1) If you’re doing jobs that require working from home, set yourself a time scale for work. If you just sit down at your computer and start, you’ll never get things done (or at least I won’t – I get distracted if I’m not specifically focussed on one job).
This has dawned on me recently. I’ve had a load of stuff to do online for gig promotion (go to these gigs by the way) including stuff on some social networking sites and forums. Ass you can imagine, I get distracted by this easily, especially as they’re sites I regularly visit anyway. Since I started being more focussed, though, I’ve set myself maybe an hour or two do do a few tasks, and I’ve not allowed myself to stray from that specific area until the time is over. Then I give myself a bit of a break, but not too long. I’ve gotten two or three times as much stuff done recently because of this.
2) Email is a great tool, but it can massively decrease productivity.
I only have the one email address right now. Everything goes into it: work emails, personal emails, newsletters, forum subscriptions, notifications, everything. Sometimes really important stuff gets lost in the noise, and you end up spending so much time sorting through it you spend less time working.
Using Gmail’s stars and filters is helping me a lot, but I’m still considering setting up some completely separate addresses for other things. One for work, one for personal, and one for newsletters, forums, social networking, etc. I’m trying to decide if this will mean me spending more time signing in/out, checking 3 different accounts, but maybe if I start using something like Outlook instead of webmail, then I’ll be able to do this easily.
2b) Email on the move
I thought having an iPhone was great, allowing me to check my email on the move so I could get stuff done while I was on the train, etc. Instead I’ve found that I miss important things now. Because I’m using IMAP on my phone, and there doesn’t seem to be a way to set things as unread, if I check my email and there’s something that I can’t immediately act on, it sits in my inbox until I’m next at a computer, and then gets missed because it isn’t unread. This is exacerbated by the email noise mentioned before, so now I’m resisting the urge to check my mail in bed before I get up, and while I’m out and about.
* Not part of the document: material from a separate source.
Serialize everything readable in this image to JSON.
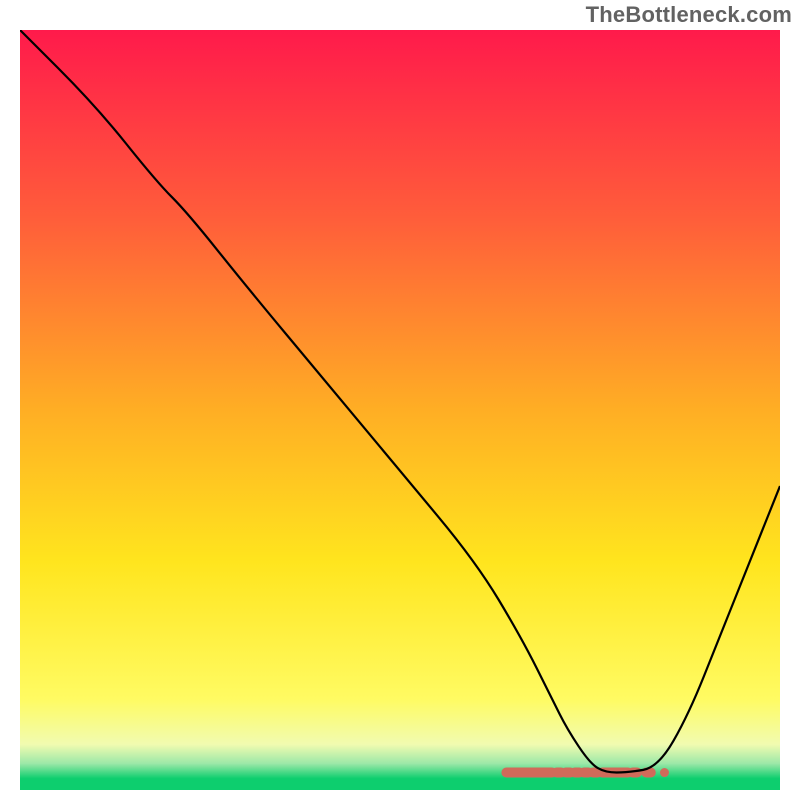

3) You need personal downtime
This is the most important one for me at the minute. Working nonstop and then spending the rest of my time visiting friends, my girlfriend, and trying to cram in even more work just isn’t working anymore. I got so burnt out last week that I was working incredibly slowly. However, when I finally got a proper night’s sleep, and then spent some “me time” washing my car and playing my Xbox, I got much more relaxed, and was able to catch up on my massive todo list (incidentally, Gmail tasks is great for this).